I had a weird thought today: the Taiwanese school system makes them lazy. Sounds like a contradiction in terms, but here me out. They get SO MUCH schooling, SO MUCH homework, SO MANY test and BUXIBAN on top, that they're constantly tired and jaded, and just want to do the bare minimum of whatever they're asked to do. They don't want to think too much, don't want to write too much, want the answers given to them. "Shwei bien" is good enough.
This carries over into their adult lives - driving cars, parking, making stuff, and so on. There's little appreciation of quality, or desire to produce it. This means when they're shopping, they buy the absolute cheapest. And education is just another commodity to them. It's contradictory, because although they want their kids to go to the best schools, they still want to pay the least amount to get through, instead of focusing on quality and ensuring they get through.
When we teach TOEFL or other advanced English, we run into students who don't want to learn. They don't want to do quality, and don't seem to realize that the Western system is quality based, and the TOEFL test is quality based. They just want to learn the bare minimum - the words and questions that will enable them to scrape through.

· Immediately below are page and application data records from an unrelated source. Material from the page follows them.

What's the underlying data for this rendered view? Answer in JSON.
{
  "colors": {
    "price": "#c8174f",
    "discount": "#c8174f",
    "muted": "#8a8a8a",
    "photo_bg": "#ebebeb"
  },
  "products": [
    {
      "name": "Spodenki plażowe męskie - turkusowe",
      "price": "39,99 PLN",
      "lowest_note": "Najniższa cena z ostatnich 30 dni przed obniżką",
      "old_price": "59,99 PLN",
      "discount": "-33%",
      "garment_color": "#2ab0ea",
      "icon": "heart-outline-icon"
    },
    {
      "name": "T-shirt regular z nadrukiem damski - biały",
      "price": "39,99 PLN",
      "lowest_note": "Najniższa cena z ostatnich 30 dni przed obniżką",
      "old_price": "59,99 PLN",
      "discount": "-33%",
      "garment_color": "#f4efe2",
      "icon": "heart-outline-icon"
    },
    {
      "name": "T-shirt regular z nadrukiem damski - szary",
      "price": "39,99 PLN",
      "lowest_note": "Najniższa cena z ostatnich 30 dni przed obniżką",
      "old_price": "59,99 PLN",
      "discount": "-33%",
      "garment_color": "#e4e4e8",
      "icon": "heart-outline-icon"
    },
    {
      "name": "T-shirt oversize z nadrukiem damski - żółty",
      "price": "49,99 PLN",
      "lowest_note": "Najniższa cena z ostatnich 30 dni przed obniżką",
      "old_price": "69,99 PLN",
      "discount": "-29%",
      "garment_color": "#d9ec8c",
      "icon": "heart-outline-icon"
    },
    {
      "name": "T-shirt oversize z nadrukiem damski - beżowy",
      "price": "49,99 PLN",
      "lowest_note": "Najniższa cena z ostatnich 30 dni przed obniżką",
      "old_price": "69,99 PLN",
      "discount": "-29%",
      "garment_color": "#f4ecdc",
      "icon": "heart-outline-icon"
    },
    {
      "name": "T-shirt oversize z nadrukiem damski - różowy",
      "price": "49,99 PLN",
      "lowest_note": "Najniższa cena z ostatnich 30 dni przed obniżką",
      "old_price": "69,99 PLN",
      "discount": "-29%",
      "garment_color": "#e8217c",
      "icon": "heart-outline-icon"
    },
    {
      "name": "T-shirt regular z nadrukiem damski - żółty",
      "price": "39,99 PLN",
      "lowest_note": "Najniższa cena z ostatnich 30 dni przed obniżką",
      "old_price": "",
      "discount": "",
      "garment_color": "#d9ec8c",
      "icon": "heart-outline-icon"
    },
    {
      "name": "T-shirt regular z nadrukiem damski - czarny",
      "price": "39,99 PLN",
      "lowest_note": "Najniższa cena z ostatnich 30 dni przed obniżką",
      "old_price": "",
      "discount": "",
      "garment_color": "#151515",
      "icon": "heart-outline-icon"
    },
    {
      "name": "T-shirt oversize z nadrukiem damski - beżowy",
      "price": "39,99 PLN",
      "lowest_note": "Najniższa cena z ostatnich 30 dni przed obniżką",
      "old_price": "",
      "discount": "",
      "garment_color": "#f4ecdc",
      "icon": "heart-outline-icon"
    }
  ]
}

I'm thinking that Loretta's statement of "improve yourself, improve your students" and GIT's one of wanting a BMW but wanting to pay for a Skoda are very closely related. They want a BMW but are Skodas, and have Skoda mentality...
And it all starts with too much schooling.
Am I talking completely out of my arse here? I realise of course that this is not the case for ALL people ALL of the time.